▶ **ABOUT THIS TASK**: Wherever the string "Voice" shows up in the data below, copy the whole line.

▶ **RECORDED INFORMATION**:
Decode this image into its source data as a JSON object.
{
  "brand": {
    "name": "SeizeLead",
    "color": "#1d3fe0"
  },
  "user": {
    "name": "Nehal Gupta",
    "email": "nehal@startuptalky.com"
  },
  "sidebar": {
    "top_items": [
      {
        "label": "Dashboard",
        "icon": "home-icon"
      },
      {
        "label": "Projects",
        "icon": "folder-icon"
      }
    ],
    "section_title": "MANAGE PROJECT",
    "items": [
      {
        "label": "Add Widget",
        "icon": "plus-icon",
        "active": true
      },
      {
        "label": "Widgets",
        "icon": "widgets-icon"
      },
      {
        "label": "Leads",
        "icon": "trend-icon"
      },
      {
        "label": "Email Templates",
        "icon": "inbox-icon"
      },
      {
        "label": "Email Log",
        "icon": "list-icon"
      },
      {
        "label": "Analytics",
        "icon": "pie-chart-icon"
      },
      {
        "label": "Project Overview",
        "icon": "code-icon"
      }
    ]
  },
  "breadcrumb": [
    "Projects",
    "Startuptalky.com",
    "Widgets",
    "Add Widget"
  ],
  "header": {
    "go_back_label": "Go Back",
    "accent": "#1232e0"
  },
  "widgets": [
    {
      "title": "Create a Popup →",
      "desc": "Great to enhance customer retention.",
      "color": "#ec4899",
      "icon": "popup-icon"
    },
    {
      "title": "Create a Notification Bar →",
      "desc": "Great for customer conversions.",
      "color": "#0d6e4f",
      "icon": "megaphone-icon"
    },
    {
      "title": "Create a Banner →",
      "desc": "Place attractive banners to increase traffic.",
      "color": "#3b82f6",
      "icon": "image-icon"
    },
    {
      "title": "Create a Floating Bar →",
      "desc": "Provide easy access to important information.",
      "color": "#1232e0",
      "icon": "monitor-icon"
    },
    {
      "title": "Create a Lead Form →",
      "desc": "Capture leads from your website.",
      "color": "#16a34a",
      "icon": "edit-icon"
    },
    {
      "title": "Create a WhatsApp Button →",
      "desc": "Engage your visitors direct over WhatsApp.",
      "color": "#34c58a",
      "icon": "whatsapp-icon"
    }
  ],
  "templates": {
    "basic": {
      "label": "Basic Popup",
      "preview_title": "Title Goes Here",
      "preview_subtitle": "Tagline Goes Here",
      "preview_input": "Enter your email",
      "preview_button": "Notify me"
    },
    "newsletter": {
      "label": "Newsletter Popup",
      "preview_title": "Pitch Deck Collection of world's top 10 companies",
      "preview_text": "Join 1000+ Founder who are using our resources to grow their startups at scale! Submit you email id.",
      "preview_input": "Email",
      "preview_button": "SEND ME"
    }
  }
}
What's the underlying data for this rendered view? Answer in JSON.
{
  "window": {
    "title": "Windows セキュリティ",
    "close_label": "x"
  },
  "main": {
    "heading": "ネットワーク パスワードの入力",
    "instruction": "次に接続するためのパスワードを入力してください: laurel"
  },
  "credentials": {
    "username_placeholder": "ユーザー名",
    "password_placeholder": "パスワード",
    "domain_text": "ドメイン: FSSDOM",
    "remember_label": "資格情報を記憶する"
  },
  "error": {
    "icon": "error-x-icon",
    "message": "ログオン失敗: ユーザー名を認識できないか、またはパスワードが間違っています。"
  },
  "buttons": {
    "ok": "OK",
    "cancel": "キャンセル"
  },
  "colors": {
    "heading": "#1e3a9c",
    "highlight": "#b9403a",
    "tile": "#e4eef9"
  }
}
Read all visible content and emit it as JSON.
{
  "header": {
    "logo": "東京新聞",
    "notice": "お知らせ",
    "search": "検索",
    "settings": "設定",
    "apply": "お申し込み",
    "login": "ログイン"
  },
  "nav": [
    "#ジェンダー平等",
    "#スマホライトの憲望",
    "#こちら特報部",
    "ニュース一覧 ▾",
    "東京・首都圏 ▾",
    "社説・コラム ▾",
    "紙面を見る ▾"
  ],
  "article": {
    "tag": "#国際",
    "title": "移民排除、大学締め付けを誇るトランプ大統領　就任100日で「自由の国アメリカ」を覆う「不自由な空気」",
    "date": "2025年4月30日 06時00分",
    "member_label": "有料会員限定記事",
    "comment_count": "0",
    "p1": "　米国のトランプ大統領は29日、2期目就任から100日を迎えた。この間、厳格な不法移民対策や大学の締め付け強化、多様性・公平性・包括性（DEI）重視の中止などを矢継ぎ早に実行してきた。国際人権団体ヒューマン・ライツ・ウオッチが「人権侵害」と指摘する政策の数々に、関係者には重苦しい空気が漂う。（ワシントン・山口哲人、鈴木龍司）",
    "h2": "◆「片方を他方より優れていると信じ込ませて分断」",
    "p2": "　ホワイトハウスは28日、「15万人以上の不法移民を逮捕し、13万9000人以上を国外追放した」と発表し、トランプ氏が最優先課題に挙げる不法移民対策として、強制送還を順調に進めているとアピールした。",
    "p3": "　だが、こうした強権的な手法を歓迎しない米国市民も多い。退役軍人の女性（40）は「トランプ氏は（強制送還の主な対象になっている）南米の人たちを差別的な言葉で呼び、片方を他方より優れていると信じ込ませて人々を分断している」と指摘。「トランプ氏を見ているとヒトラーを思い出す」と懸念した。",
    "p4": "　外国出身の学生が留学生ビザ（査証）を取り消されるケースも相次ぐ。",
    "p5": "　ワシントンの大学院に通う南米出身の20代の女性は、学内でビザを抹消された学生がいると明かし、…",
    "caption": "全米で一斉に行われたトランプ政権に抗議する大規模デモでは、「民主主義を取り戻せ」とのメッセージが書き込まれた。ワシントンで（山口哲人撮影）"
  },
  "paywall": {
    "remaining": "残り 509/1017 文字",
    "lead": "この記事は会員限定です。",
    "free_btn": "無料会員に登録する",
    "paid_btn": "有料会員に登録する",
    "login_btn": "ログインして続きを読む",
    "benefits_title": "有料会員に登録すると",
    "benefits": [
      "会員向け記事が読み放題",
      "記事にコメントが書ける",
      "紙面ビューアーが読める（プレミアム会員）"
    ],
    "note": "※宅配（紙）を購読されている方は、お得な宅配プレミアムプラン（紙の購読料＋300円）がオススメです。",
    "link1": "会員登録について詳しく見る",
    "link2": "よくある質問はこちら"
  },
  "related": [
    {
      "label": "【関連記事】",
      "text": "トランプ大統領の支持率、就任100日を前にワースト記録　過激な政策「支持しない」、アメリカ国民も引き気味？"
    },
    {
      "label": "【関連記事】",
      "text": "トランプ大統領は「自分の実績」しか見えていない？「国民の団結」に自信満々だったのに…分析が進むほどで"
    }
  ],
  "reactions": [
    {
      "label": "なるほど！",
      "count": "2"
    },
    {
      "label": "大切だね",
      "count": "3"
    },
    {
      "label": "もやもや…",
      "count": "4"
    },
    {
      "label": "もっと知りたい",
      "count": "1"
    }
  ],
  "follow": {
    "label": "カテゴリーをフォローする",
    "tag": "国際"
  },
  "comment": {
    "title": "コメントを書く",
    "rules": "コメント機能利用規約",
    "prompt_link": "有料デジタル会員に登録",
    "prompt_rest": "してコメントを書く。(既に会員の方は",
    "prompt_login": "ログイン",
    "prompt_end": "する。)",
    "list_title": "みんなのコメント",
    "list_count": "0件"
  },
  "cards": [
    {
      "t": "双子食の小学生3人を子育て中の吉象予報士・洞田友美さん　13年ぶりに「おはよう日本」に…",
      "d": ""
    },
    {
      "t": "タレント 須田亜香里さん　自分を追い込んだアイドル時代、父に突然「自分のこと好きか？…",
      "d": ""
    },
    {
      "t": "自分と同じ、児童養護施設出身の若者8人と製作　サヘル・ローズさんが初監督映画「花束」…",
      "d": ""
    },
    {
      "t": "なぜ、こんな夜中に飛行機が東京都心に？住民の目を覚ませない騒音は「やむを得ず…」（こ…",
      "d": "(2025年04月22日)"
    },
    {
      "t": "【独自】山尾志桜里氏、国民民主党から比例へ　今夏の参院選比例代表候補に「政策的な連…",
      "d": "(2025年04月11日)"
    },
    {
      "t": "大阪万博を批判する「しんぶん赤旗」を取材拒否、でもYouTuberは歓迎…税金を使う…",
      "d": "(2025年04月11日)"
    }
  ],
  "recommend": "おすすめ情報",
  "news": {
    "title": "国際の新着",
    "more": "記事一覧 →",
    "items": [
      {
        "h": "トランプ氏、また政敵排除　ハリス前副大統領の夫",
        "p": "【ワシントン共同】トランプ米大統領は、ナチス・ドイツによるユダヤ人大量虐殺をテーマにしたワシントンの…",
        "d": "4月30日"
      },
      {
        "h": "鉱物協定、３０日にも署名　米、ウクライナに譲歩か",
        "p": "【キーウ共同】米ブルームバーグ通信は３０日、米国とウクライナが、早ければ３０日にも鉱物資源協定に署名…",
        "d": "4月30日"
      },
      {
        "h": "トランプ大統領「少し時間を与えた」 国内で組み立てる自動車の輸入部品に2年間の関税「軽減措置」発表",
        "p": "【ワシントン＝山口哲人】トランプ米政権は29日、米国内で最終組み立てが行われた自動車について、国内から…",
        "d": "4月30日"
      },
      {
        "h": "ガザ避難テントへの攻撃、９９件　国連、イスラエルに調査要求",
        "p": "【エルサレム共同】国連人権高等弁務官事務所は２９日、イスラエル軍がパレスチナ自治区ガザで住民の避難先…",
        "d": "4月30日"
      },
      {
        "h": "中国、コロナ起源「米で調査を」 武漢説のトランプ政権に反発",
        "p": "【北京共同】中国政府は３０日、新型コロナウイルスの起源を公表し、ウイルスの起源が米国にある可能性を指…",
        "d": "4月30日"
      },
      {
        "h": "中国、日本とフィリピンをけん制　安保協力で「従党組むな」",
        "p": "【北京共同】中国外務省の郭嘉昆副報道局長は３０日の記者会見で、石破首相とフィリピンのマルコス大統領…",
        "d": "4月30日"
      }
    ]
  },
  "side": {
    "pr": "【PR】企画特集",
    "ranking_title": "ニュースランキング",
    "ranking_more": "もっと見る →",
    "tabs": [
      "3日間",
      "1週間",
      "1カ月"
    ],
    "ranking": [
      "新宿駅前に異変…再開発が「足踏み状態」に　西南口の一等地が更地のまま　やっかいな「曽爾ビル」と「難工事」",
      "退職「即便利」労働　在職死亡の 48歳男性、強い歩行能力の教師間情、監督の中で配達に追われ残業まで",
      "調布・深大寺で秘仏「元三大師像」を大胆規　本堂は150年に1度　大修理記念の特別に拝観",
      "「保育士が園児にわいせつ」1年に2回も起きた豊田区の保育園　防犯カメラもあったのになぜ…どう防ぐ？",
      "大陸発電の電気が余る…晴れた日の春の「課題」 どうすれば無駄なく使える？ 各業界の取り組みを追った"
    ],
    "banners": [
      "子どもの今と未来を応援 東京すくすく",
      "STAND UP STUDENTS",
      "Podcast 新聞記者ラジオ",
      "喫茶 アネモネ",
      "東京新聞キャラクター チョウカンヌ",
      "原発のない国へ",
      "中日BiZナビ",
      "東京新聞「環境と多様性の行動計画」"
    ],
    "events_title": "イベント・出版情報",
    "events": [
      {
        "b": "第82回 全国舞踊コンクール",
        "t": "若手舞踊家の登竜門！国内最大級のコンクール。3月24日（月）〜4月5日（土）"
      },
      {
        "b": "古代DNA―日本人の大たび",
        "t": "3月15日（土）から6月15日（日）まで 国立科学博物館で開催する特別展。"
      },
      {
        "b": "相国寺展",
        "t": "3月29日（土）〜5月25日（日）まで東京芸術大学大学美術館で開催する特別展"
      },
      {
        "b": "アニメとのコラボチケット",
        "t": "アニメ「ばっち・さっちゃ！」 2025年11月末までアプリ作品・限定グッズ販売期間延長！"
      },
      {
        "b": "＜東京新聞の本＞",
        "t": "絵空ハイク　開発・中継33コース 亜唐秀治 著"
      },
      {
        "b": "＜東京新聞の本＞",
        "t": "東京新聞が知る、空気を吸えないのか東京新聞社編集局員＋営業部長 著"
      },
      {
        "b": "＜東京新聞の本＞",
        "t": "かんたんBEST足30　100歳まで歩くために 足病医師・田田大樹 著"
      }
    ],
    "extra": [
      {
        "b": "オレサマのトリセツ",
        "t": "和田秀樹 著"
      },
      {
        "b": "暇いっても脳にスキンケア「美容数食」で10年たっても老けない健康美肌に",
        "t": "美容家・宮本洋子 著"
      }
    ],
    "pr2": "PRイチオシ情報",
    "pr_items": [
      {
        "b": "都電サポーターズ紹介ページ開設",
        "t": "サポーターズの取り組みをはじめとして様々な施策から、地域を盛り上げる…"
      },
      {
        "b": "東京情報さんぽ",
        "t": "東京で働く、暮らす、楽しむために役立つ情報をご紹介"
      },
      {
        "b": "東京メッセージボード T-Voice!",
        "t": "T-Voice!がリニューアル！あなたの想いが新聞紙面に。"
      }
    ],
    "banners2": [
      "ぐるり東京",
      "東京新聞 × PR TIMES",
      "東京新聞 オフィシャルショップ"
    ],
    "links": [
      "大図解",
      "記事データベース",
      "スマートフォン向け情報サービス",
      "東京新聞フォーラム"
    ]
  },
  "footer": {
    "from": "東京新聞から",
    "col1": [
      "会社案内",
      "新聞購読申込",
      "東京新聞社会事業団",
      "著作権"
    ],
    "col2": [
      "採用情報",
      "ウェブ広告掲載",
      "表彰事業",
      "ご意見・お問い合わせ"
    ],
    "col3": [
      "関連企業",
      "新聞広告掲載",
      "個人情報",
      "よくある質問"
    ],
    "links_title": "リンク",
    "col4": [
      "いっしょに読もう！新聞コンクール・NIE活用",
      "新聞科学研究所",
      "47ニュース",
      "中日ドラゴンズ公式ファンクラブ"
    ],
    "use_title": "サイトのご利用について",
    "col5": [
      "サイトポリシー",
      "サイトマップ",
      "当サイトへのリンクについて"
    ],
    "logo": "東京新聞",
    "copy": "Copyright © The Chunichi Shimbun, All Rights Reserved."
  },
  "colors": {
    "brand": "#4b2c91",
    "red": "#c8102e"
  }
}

▶ **ANSWER TO THIS TASK**:
        "b": "東京メッセージボード T-Voice!",
        "t": "T-Voice!がリニューアル！あなたの想いが新聞紙面に。"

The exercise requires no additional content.